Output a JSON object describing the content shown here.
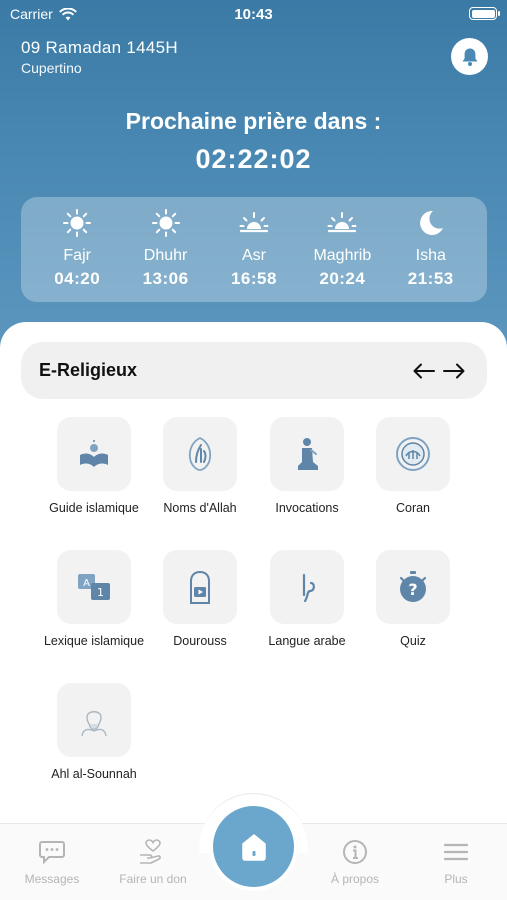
{
  "status": {
    "carrier": "Carrier",
    "time": "10:43"
  },
  "header": {
    "date": "09 Ramadan 1445H",
    "city": "Cupertino",
    "next_label": "Prochaine prière dans :",
    "countdown": "02:22:02"
  },
  "prayers": [
    {
      "name": "Fajr",
      "time": "04:20",
      "icon": "sun-icon"
    },
    {
      "name": "Dhuhr",
      "time": "13:06",
      "icon": "sun-icon"
    },
    {
      "name": "Asr",
      "time": "16:58",
      "icon": "sunset-icon"
    },
    {
      "name": "Maghrib",
      "time": "20:24",
      "icon": "sunset-icon"
    },
    {
      "name": "Isha",
      "time": "21:53",
      "icon": "moon-icon"
    }
  ],
  "section": {
    "title": "E-Religieux"
  },
  "tiles": [
    {
      "label": "Guide islamique",
      "icon": "open-book-icon"
    },
    {
      "label": "Noms d'Allah",
      "icon": "calligraphy-icon"
    },
    {
      "label": "Invocations",
      "icon": "praying-person-icon"
    },
    {
      "label": "Coran",
      "icon": "quran-medallion-icon"
    },
    {
      "label": "Lexique islamique",
      "icon": "translate-icon"
    },
    {
      "label": "Dourouss",
      "icon": "video-lesson-icon"
    },
    {
      "label": "Langue arabe",
      "icon": "arabic-letter-icon"
    },
    {
      "label": "Quiz",
      "icon": "stopwatch-question-icon"
    },
    {
      "label": "Ahl al-Sounnah",
      "icon": "scholar-sketch-icon"
    }
  ],
  "tabbar": {
    "messages": "Messages",
    "donate": "Faire un don",
    "about": "À propos",
    "more": "Plus"
  },
  "colors": {
    "header": "#4a89b3",
    "accent": "#6ba7cc",
    "tile_icon": "#5f86a8"
  }
}
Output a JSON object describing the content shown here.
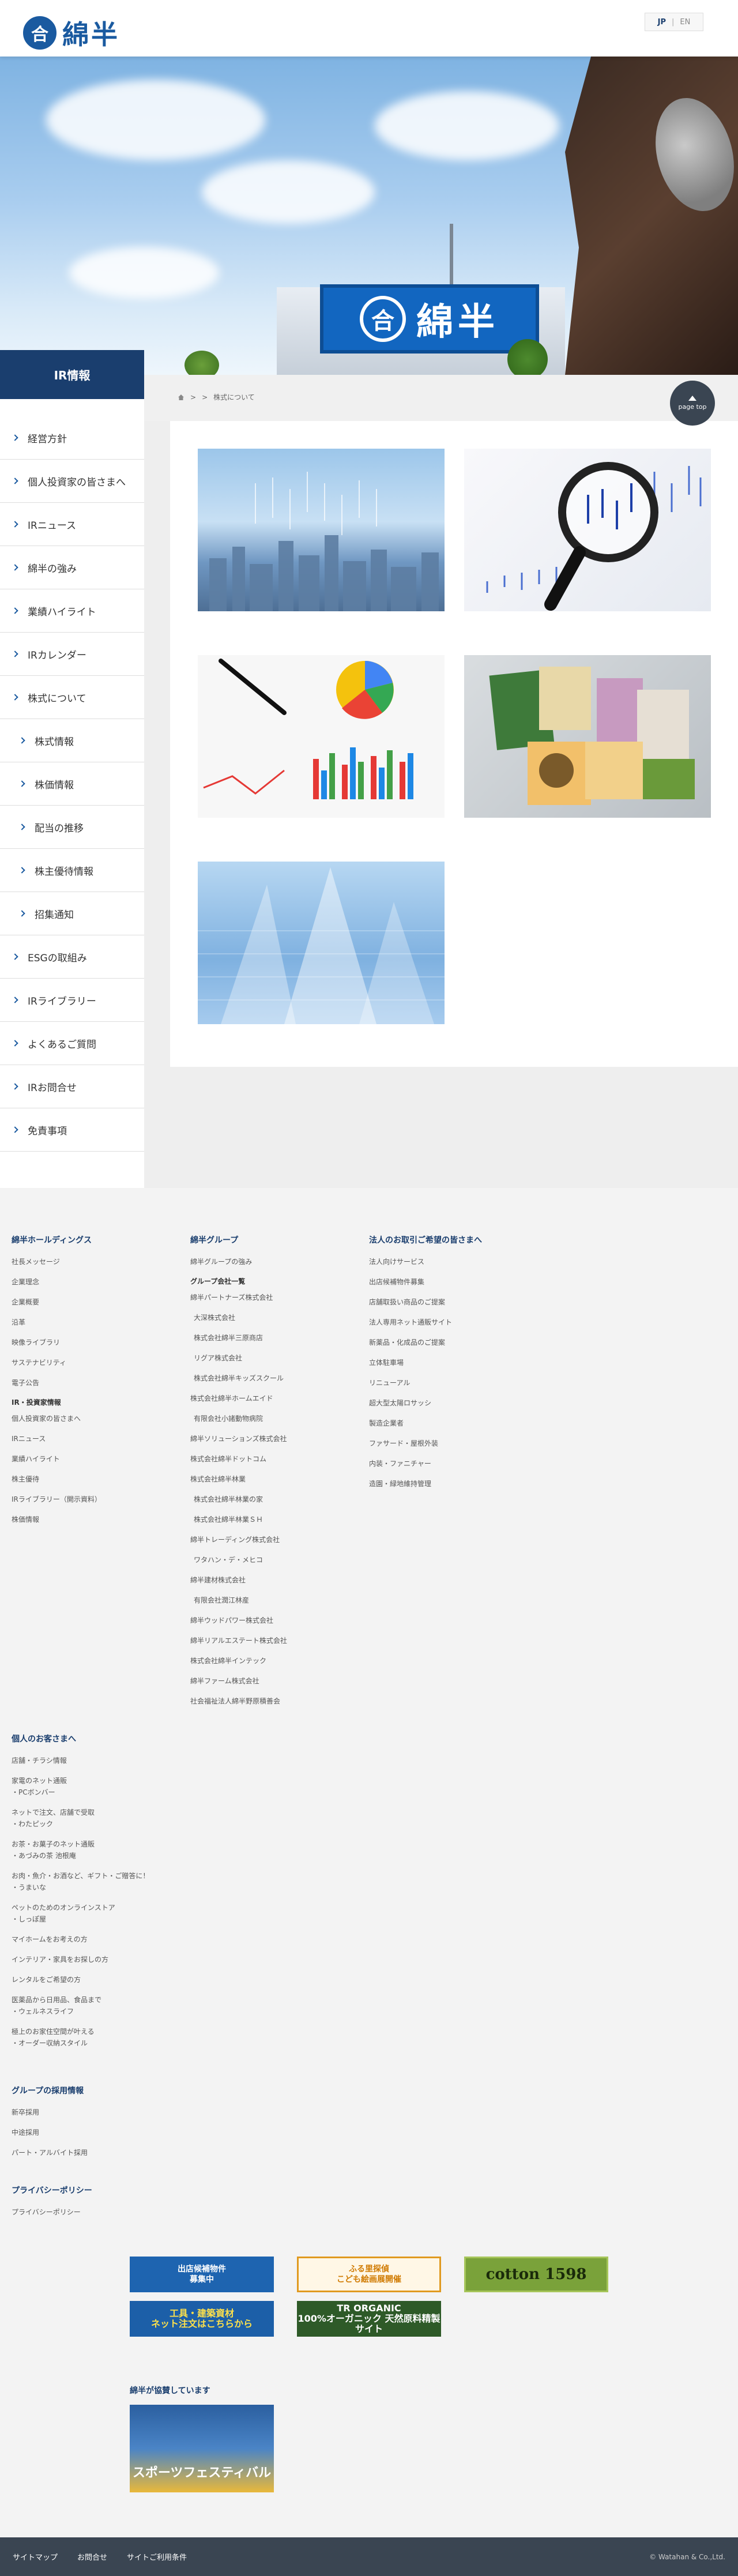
{
  "header": {
    "logo_mark": "合",
    "logo_text": "綿半",
    "lang_jp": "JP",
    "lang_sep": "|",
    "lang_en": "EN"
  },
  "hero": {
    "sign_mark": "合",
    "sign_text": "綿半"
  },
  "section_label": "IR情報",
  "breadcrumb": {
    "sep1": ">",
    "sep2": ">",
    "current": "株式について"
  },
  "page_top": "page top",
  "sidebar": [
    {
      "label": "経営方針",
      "sub": false
    },
    {
      "label": "個人投資家の皆さまへ",
      "sub": false
    },
    {
      "label": "IRニュース",
      "sub": false
    },
    {
      "label": "綿半の強み",
      "sub": false
    },
    {
      "label": "業績ハイライト",
      "sub": false
    },
    {
      "label": "IRカレンダー",
      "sub": false
    },
    {
      "label": "株式について",
      "sub": false
    },
    {
      "label": "株式情報",
      "sub": true
    },
    {
      "label": "株価情報",
      "sub": true
    },
    {
      "label": "配当の推移",
      "sub": true
    },
    {
      "label": "株主優待情報",
      "sub": true
    },
    {
      "label": "招集通知",
      "sub": true
    },
    {
      "label": "ESGの取組み",
      "sub": false
    },
    {
      "label": "IRライブラリー",
      "sub": false
    },
    {
      "label": "よくあるご質問",
      "sub": false
    },
    {
      "label": "IRお問合せ",
      "sub": false
    },
    {
      "label": "免責事項",
      "sub": false
    }
  ],
  "footer": {
    "col1": {
      "head": "綿半ホールディングス",
      "links": [
        "社長メッセージ",
        "企業理念",
        "企業概要",
        "沿革",
        "映像ライブラリ",
        "サステナビリティ",
        "電子公告"
      ],
      "sub": "IR・投資家情報",
      "sub_links": [
        "個人投資家の皆さまへ",
        "IRニュース",
        "業績ハイライト",
        "株主優待",
        "IRライブラリー（開示資料）",
        "株価情報"
      ]
    },
    "col2": {
      "head": "綿半グループ",
      "links": [
        "綿半グループの強み"
      ],
      "sub": "グループ会社一覧",
      "sub_links": [
        "綿半パートナーズ株式会社",
        " 大深株式会社",
        " 株式会社綿半三原商店",
        " リグア株式会社",
        " 株式会社綿半キッズスクール",
        "株式会社綿半ホームエイド",
        " 有限会社小諸動物病院",
        "綿半ソリューションズ株式会社",
        "株式会社綿半ドットコム",
        "株式会社綿半林業",
        " 株式会社綿半林業の家",
        " 株式会社綿半林業ＳＨ",
        "綿半トレーディング株式会社",
        " ワタハン・デ・メヒコ",
        "綿半建材株式会社",
        " 有限会社潤江林産",
        "綿半ウッドパワー株式会社",
        "綿半リアルエステート株式会社",
        "株式会社綿半インテック",
        "綿半ファーム株式会社",
        "社会福祉法人綿半野原積善会"
      ]
    },
    "col3": {
      "head": "法人のお取引ご希望の皆さまへ",
      "links": [
        "法人向けサービス",
        "出店候補物件募集",
        "店舗取扱い商品のご提案",
        "法人専用ネット通販サイト",
        "新薬品・化成品のご提案",
        "立体駐車場",
        "リニューアル",
        "超大型太陽ロサッシ",
        "製造企業者",
        "ファサード・屋根外装",
        "内装・ファニチャー",
        "造園・緑地維持管理"
      ]
    },
    "col4": {
      "head": "個人のお客さまへ",
      "links": [
        "店舗・チラシ情報",
        "家電のネット通販\n・PCボンバー",
        "ネットで注文、店舗で受取\n・わたピック",
        "お茶・お菓子のネット通販\n・あづみの茶 池根庵",
        "お肉・魚介・お酒など、ギフト・ご贈答に！\n・うまいな",
        "ペットのためのオンラインストア\n・しっぽ屋",
        "マイホームをお考えの方",
        "インテリア・家具をお探しの方",
        "レンタルをご希望の方",
        "医薬品から日用品、食品まで\n・ウェルネスライフ",
        "極上のお家住空間が叶える\n・オーダー収納スタイル"
      ]
    },
    "col5": {
      "head": "グループの採用情報",
      "links": [
        "新卒採用",
        "中途採用",
        "パート・アルバイト採用"
      ]
    },
    "col6": {
      "head": "プライバシーポリシー",
      "links": [
        "プライバシーポリシー"
      ]
    },
    "banners": {
      "b1": "出店候補物件\n募集中",
      "b2": "ふる里探偵\nこども絵画展開催",
      "b3": "cotton 1598",
      "b4": "工具・建築資材\nネット注文はこちらから",
      "b5": "TR ORGANIC\n100%オーガニック 天然原料精製サイト"
    },
    "support_head": "綿半が協賛しています",
    "support_img_text": "スポーツフェスティバル"
  },
  "bottom": {
    "links": [
      "サイトマップ",
      "お問合せ",
      "サイトご利用条件"
    ],
    "copyright": "© Watahan & Co.,Ltd."
  }
}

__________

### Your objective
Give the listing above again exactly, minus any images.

### Output below
Output a JSON object describing the content shown here.
{
  "status": {
    "carrier": "Carrier",
    "time": "10:43"
  },
  "header": {
    "date": "09 Ramadan 1445H",
    "city": "Cupertino",
    "next_label": "Prochaine prière dans :",
    "countdown": "02:22:02"
  },
  "prayers": [
    {
      "name": "Fajr",
      "time": "04:20",
      "icon": "sun-icon"
    },
    {
      "name": "Dhuhr",
      "time": "13:06",
      "icon": "sun-icon"
    },
    {
      "name": "Asr",
      "time": "16:58",
      "icon": "sunset-icon"
    },
    {
      "name": "Maghrib",
      "time": "20:24",
      "icon": "sunset-icon"
    },
    {
      "name": "Isha",
      "time": "21:53",
      "icon": "moon-icon"
    }
  ],
  "section": {
    "title": "E-Religieux"
  },
  "tiles": [
    {
      "label": "Guide islamique",
      "icon": "open-book-icon"
    },
    {
      "label": "Noms d'Allah",
      "icon": "calligraphy-icon"
    },
    {
      "label": "Invocations",
      "icon": "praying-person-icon"
    },
    {
      "label": "Coran",
      "icon": "quran-medallion-icon"
    },
    {
      "label": "Lexique islamique",
      "icon": "translate-icon"
    },
    {
      "label": "Dourouss",
      "icon": "video-lesson-icon"
    },
    {
      "label": "Langue arabe",
      "icon": "arabic-letter-icon"
    },
    {
      "label": "Quiz",
      "icon": "stopwatch-question-icon"
    },
    {
      "label": "Ahl al-Sounnah",
      "icon": "scholar-sketch-icon"
    }
  ],
  "tabbar": {
    "messages": "Messages",
    "donate": "Faire un don",
    "about": "À propos",
    "more": "Plus"
  },
  "colors": {
    "header": "#4a89b3",
    "accent": "#6ba7cc",
    "tile_icon": "#5f86a8"
  }
}
Output a JSON object describing the content shown here.
{
  "header": {
    "logo_mark": "合",
    "logo_text": "綿半",
    "lang_jp": "JP",
    "lang_sep": "|",
    "lang_en": "EN"
  },
  "hero": {
    "sign_mark": "合",
    "sign_text": "綿半"
  },
  "section_label": "IR情報",
  "breadcrumb": {
    "sep1": ">",
    "sep2": ">",
    "current": "株式について"
  },
  "page_top": "page top",
  "sidebar": [
    {
      "label": "経営方針",
      "sub": false
    },
    {
      "label": "個人投資家の皆さまへ",
      "sub": false
    },
    {
      "label": "IRニュース",
      "sub": false
    },
    {
      "label": "綿半の強み",
      "sub": false
    },
    {
      "label": "業績ハイライト",
      "sub": false
    },
    {
      "label": "IRカレンダー",
      "sub": false
    },
    {
      "label": "株式について",
      "sub": false
    },
    {
      "label": "株式情報",
      "sub": true
    },
    {
      "label": "株価情報",
      "sub": true
    },
    {
      "label": "配当の推移",
      "sub": true
    },
    {
      "label": "株主優待情報",
      "sub": true
    },
    {
      "label": "招集通知",
      "sub": true
    },
    {
      "label": "ESGの取組み",
      "sub": false
    },
    {
      "label": "IRライブラリー",
      "sub": false
    },
    {
      "label": "よくあるご質問",
      "sub": false
    },
    {
      "label": "IRお問合せ",
      "sub": false
    },
    {
      "label": "免責事項",
      "sub": false
    }
  ],
  "footer": {
    "col1": {
      "head": "綿半ホールディングス",
      "links": [
        "社長メッセージ",
        "企業理念",
        "企業概要",
        "沿革",
        "映像ライブラリ",
        "サステナビリティ",
        "電子公告"
      ],
      "sub": "IR・投資家情報",
      "sub_links": [
        "個人投資家の皆さまへ",
        "IRニュース",
        "業績ハイライト",
        "株主優待",
        "IRライブラリー（開示資料）",
        "株価情報"
      ]
    },
    "col2": {
      "head": "綿半グループ",
      "links": [
        "綿半グループの強み"
      ],
      "sub": "グループ会社一覧",
      "sub_links": [
        "綿半パートナーズ株式会社",
        " 大深株式会社",
        " 株式会社綿半三原商店",
        " リグア株式会社",
        " 株式会社綿半キッズスクール",
        "株式会社綿半ホームエイド",
        " 有限会社小諸動物病院",
        "綿半ソリューションズ株式会社",
        "株式会社綿半ドットコム",
        "株式会社綿半林業",
        " 株式会社綿半林業の家",
        " 株式会社綿半林業ＳＨ",
        "綿半トレーディング株式会社",
        " ワタハン・デ・メヒコ",
        "綿半建材株式会社",
        " 有限会社潤江林産",
        "綿半ウッドパワー株式会社",
        "綿半リアルエステート株式会社",
        "株式会社綿半インテック",
        "綿半ファーム株式会社",
        "社会福祉法人綿半野原積善会"
      ]
    },
    "col3": {
      "head": "法人のお取引ご希望の皆さまへ",
      "links": [
        "法人向けサービス",
        "出店候補物件募集",
        "店舗取扱い商品のご提案",
        "法人専用ネット通販サイト",
        "新薬品・化成品のご提案",
        "立体駐車場",
        "リニューアル",
        "超大型太陽ロサッシ",
        "製造企業者",
        "ファサード・屋根外装",
        "内装・ファニチャー",
        "造園・緑地維持管理"
      ]
    },
    "col4": {
      "head": "個人のお客さまへ",
      "links": [
        "店舗・チラシ情報",
        "家電のネット通販\n・PCボンバー",
        "ネットで注文、店舗で受取\n・わたピック",
        "お茶・お菓子のネット通販\n・あづみの茶 池根庵",
        "お肉・魚介・お酒など、ギフト・ご贈答に！\n・うまいな",
        "ペットのためのオンラインストア\n・しっぽ屋",
        "マイホームをお考えの方",
        "インテリア・家具をお探しの方",
        "レンタルをご希望の方",
        "医薬品から日用品、食品まで\n・ウェルネスライフ",
        "極上のお家住空間が叶える\n・オーダー収納スタイル"
      ]
    },
    "col5": {
      "head": "グループの採用情報",
      "links": [
        "新卒採用",
        "中途採用",
        "パート・アルバイト採用"
      ]
    },
    "col6": {
      "head": "プライバシーポリシー",
      "links": [
        "プライバシーポリシー"
      ]
    },
    "banners": {
      "b1": "出店候補物件\n募集中",
      "b2": "ふる里探偵\nこども絵画展開催",
      "b3": "cotton 1598",
      "b4": "工具・建築資材\nネット注文はこちらから",
      "b5": "TR ORGANIC\n100%オーガニック 天然原料精製サイト"
    },
    "support_head": "綿半が協賛しています",
    "support_img_text": "スポーツフェスティバル"
  },
  "bottom": {
    "links": [
      "サイトマップ",
      "お問合せ",
      "サイトご利用条件"
    ],
    "copyright": "© Watahan & Co.,Ltd."
  }
}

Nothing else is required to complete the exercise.